Músaem Chorca Dhuibhne, situated in the village of Baile an Fheirtéaraigh (Ballyferriter) has exhibitions detailing the archaeology and history of the peninsula. Some of the exhibitions include Ogham stones, artefacts from the excavations at the nearby monastic site of Riasc (Reask) and objects on loan from the National Museum of Ireland.[4]

In April 2021, Irish archaeologists from the National Monuments Service and Ireland's National Museum announced the discovery of an untouched Bronze Age grave, skeletal remains, fragments of human bone and a large semicircular slab in the underground passageway. Archaeologist Mr Ó Coileáin reported: “We think this may have been a ritual site with an element of burial in it and this could be one of those. This looks like it is a chambered tomb from the prehistoric period which might have been a significant marker on the landscape".[5][6][7][8]

Places of interest[edit]

The Ranga, here pictured in 1986

The peninsula is known for the MV Ranga, a Spanish cargo vessel that wrecked on the coast in 1982.[9]

Gallaunmore is a standing stone and National Monument.

Rahinnane Castle is a 15th-century castle built on a medieval ringfort.

In film[edit]
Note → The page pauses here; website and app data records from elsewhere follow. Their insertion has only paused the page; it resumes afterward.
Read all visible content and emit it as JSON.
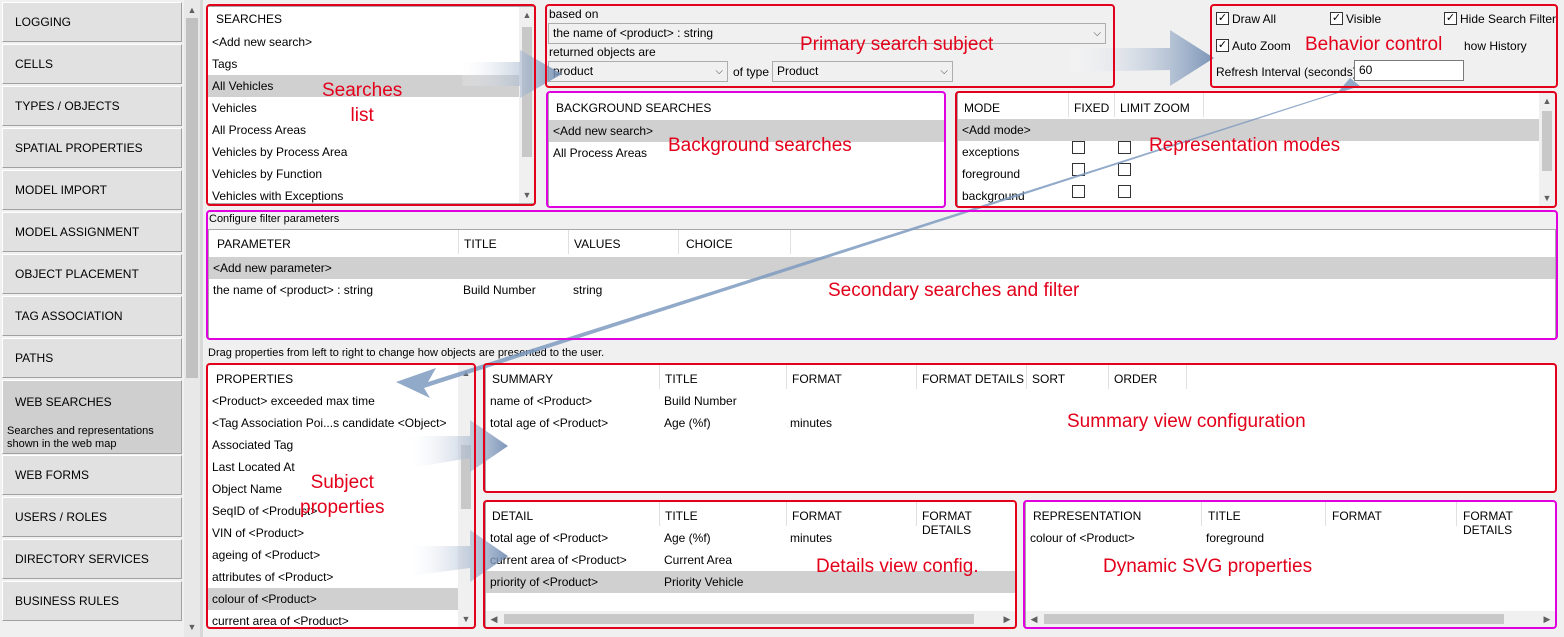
{
  "sidebar": {
    "items": [
      {
        "label": "LOGGING"
      },
      {
        "label": "CELLS"
      },
      {
        "label": "TYPES / OBJECTS"
      },
      {
        "label": "SPATIAL PROPERTIES"
      },
      {
        "label": "MODEL IMPORT"
      },
      {
        "label": "MODEL ASSIGNMENT"
      },
      {
        "label": "OBJECT PLACEMENT"
      },
      {
        "label": "TAG ASSOCIATION"
      },
      {
        "label": "PATHS"
      },
      {
        "label": "WEB SEARCHES",
        "subtitle": "Searches and representations shown in the web map"
      },
      {
        "label": "WEB FORMS"
      },
      {
        "label": "USERS / ROLES"
      },
      {
        "label": "DIRECTORY SERVICES"
      },
      {
        "label": "BUSINESS RULES"
      }
    ]
  },
  "searches": {
    "header": "SEARCHES",
    "items": [
      "<Add new search>",
      "Tags",
      "All Vehicles",
      "Vehicles",
      "All Process Areas",
      "Vehicles by Process Area",
      "Vehicles by Function",
      "Vehicles with Exceptions"
    ],
    "selected": "All Vehicles"
  },
  "primary": {
    "based_on_label": "based on",
    "based_on_value": "the name of <product> : string",
    "returned_label": "returned objects are",
    "returned_value": "product",
    "of_type_label": "of type",
    "of_type_value": "Product"
  },
  "behavior": {
    "draw_all": "Draw All",
    "visible": "Visible",
    "hide_search_filter": "Hide Search Filter",
    "auto_zoom": "Auto Zoom",
    "show_history": "how History",
    "refresh_label": "Refresh Interval (seconds)",
    "refresh_value": "60"
  },
  "background": {
    "header": "BACKGROUND SEARCHES",
    "items": [
      "<Add new search>",
      "All Process Areas"
    ]
  },
  "modes": {
    "headers": {
      "mode": "MODE",
      "fixed": "FIXED",
      "limit_zoom": "LIMIT ZOOM"
    },
    "add": "<Add mode>",
    "rows": [
      "exceptions",
      "foreground",
      "background"
    ]
  },
  "filter": {
    "caption": "Configure filter parameters",
    "headers": {
      "parameter": "PARAMETER",
      "title": "TITLE",
      "values": "VALUES",
      "choice": "CHOICE"
    },
    "add": "<Add new parameter>",
    "rows": [
      {
        "parameter": "the name of <product> : string",
        "title": "Build Number",
        "values": "string",
        "choice": ""
      }
    ]
  },
  "drag_hint": "Drag properties from left to right to change how objects are presented to the user.",
  "properties": {
    "header": "PROPERTIES",
    "items": [
      "<Product> exceeded max time",
      "<Tag Association Poi...s candidate <Object>",
      "Associated Tag",
      "Last Located At",
      "Object Name",
      "SeqID of <Product>",
      "VIN of <Product>",
      "ageing of <Product>",
      "attributes of <Product>",
      "colour of <Product>",
      "current area of <Product>"
    ],
    "selected": "colour of <Product>"
  },
  "summary": {
    "headers": {
      "summary": "SUMMARY",
      "title": "TITLE",
      "format": "FORMAT",
      "format_details": "FORMAT DETAILS",
      "sort": "SORT",
      "order": "ORDER"
    },
    "rows": [
      {
        "summary": "name of <Product>",
        "title": "Build Number",
        "format": ""
      },
      {
        "summary": "total age of <Product>",
        "title": "Age (%f)",
        "format": "minutes"
      }
    ]
  },
  "detail": {
    "headers": {
      "detail": "DETAIL",
      "title": "TITLE",
      "format": "FORMAT",
      "format_details": "FORMAT DETAILS"
    },
    "rows": [
      {
        "detail": "total age of <Product>",
        "title": "Age (%f)",
        "format": "minutes"
      },
      {
        "detail": "current area of <Product>",
        "title": "Current Area",
        "format": ""
      },
      {
        "detail": "priority of <Product>",
        "title": "Priority Vehicle",
        "format": ""
      }
    ]
  },
  "representation": {
    "headers": {
      "representation": "REPRESENTATION",
      "title": "TITLE",
      "format": "FORMAT",
      "format_details": "FORMAT DETAILS"
    },
    "rows": [
      {
        "representation": "colour of <Product>",
        "title": "foreground"
      }
    ]
  },
  "annotations": {
    "searches_list": "Searches\nlist",
    "primary": "Primary search subject",
    "behavior": "Behavior control",
    "background": "Background searches",
    "modes": "Representation modes",
    "secondary": "Secondary searches and filter",
    "summary": "Summary view configuration",
    "subject": "Subject\nproperties",
    "details": "Details view config.",
    "svg": "Dynamic SVG properties"
  },
  "colors": {
    "annotation_red": "#e3001b",
    "annotation_magenta": "#e000e0",
    "arrow": "#7f9bbf"
  }
}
David Lean's 1970 film Ryan's Daughter takes place at a village on the Dingle Peninsula in the immediate aftermath of the 1916 Easter Rising, and was partly shot on location near Dún Chaoin, Coumeenole Beach, Slea Head and Inch Strand.[10] Far and Away, a 1992 film directed by Ron Howard, was partly filmed on the peninsula.[11]
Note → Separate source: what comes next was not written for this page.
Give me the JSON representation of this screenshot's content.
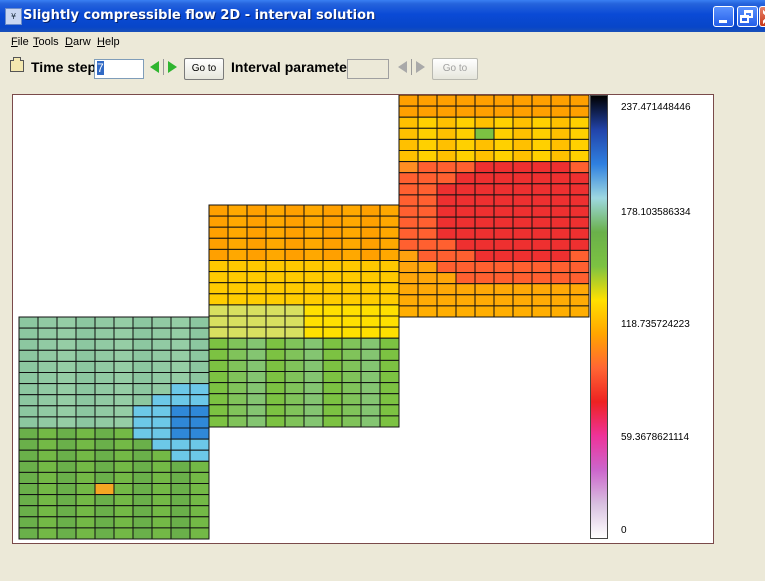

The film Leap Year is partly set in the Dingle Peninsula, but none of the filming took place in the area.[12]


A panoramic view of the western end of the Dingle Peninsula.
A panoramic view of the Dingle Peninsula.

See also[edit]


  1. ^ MacCulloch, JR (1837). Statistical Account of the British Empire (volume 1). London: Charles Knight & Co. p. 345. Retrieved 13 May 2014.
  2. ^ Suzanne Barrett's Ireland for Visitors, April 2009
  3. ^ "Ireland's Dingle Peninsula Tourism, April 2009". Archived from the original on 21 March 2007. Retrieved 26 April 2009.
  4. ^ "Músaem Chorca Dhuibhne: Exhibitions". Músaem Chorca Dhuibhne. Archived from the original on 9 October 2011. Retrieved 7 April 2011.
  5. ^ April 2021, Tom Metcalfe-Live Science Contributor 30. "'Untouched' Bronze Age tomb containing human remains and a mysterious stone found in Ireland". livescience.com. Retrieved 7 May 2021.
  6. ^ Davis-Marks, Isis. "Irish Farmer Stumbles Onto 'Untouched' Ancient Tomb". Smithsonian Magazine. Retrieved 7 May 2021.
  7. ^ McGreevy, Ronan. "Ancient tomb discovered by farmer on Dingle Peninsula". The Irish Times. Retrieved 7 May 2021.
  8. ^ tSíthigh, Seán Mac an (16 April 2021). "Ancient 'untouched' tomb discovered on Dingle Peninsula". Cite journal requires |journal= (help)
  9. ^ Hertz, Kayla (25 April 2017). "Fascinating shipwrecks across the Wild Atlantic Way". IrishCentral. Retrieved 31 August 2017.
  10. ^ "Ryan's Daughter (1970): Locations". IMDb. Retrieved 31 May 2011.
  11. ^ "Far and Away (1992): Locations". IMDb. Retrieved 31 May 2011.
  12. ^ "Leap Year (2010/1): Locations". IMDb. Retrieved 31 May 2011.

External links[edit]

Destination Ireland: Dingle. Ireland's Homes Interiors & Living. No. 225. March 2014.

Coordinates: 52°11′36″N 10°05′02″W / 52.19333°N 10.08389°W / 52.19333; -10.08389